Single walled carbon nanotube amplification on surfaces

PRES 57

Sean T. Pheasant, pheasant@rice.edu, Department of Chemistry, Rice University, 6100 Main Street, MS100, Houston, TX 77005, Valerie C. Moore, Valerie.Moore@uth.tmc.edu, Department of Internal Medicine, University of Texas Health Science Center at Houston, 6770 Bertner Avenue THI C964A, Houston, TX 77030, Robert Hauge, Hauge@rice.edu, Smalley Institute for Nanoscale Science and Technology, Rice University, 6100 Main Street, MS100, Houston, TX 77005, and Richard E. Smalley, Department of Chemistry, Smalley Institute for Nanoscale Science and Technology, Rice University, 6100 Main Street, MS 100, Houston, TX 77005.
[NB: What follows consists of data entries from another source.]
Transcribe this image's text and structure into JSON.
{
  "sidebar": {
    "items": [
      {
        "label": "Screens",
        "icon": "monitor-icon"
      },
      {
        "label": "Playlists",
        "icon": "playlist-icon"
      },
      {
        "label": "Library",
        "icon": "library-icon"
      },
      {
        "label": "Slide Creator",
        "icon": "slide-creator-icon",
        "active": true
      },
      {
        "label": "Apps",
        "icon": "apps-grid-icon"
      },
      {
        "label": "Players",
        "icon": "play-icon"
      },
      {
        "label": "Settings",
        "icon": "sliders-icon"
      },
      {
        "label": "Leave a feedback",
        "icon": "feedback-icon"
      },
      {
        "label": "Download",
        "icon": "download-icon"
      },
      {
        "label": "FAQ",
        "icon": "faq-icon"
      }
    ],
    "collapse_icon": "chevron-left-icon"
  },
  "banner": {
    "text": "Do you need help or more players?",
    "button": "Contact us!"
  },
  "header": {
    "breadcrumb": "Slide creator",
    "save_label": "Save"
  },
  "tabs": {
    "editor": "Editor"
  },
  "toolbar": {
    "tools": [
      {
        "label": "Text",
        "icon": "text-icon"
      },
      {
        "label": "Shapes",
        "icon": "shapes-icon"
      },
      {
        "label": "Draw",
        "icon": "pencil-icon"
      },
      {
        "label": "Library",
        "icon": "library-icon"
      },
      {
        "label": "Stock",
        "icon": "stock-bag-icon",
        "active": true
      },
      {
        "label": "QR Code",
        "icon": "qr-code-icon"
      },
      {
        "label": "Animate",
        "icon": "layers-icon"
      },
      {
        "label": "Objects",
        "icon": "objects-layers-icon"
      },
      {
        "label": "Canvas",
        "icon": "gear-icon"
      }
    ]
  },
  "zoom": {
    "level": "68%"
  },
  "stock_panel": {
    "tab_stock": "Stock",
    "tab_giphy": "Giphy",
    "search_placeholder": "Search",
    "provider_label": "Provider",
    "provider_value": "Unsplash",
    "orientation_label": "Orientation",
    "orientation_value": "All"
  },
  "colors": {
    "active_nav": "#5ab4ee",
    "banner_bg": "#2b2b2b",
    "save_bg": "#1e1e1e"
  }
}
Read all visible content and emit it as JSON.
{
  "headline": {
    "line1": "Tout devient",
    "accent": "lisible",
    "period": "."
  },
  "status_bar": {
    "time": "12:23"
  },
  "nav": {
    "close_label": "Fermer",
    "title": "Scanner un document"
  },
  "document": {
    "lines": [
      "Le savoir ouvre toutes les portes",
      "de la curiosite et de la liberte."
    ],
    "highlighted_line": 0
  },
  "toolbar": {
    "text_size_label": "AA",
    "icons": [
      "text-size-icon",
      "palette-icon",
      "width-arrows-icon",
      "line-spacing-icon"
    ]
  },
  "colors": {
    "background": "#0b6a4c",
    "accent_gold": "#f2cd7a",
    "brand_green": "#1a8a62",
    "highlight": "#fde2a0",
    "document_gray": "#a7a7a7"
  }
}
Current methods of producing single-walled carbon nanotubes (SWNTs) cannot create a batch of tubes of a single chirality. A way to make such a batch is to sort out SWNTs of a particular chirality and put them into a reactor to be used as templates. Experiments were done on surfaces to prove that this seeded growth is possible. Various iron nanoparticles were attached to the ends of the SWNTs in solution as a catalyst for growth. The SWNT/catalyst combination was then deposited on a surface. The surfaces used were highly oriented pyrolytic graphite (HOPG) and silicon dioxide. They were then put into a tube furnace and run at high temperatures (700-900C) while a feedstock gas was passed over them. The different feedstock gases used were carbon monoxide, ethylene and methane. While it occurred less than 1% of the time, the SWNTs deposited on HOPG were found to grow longer.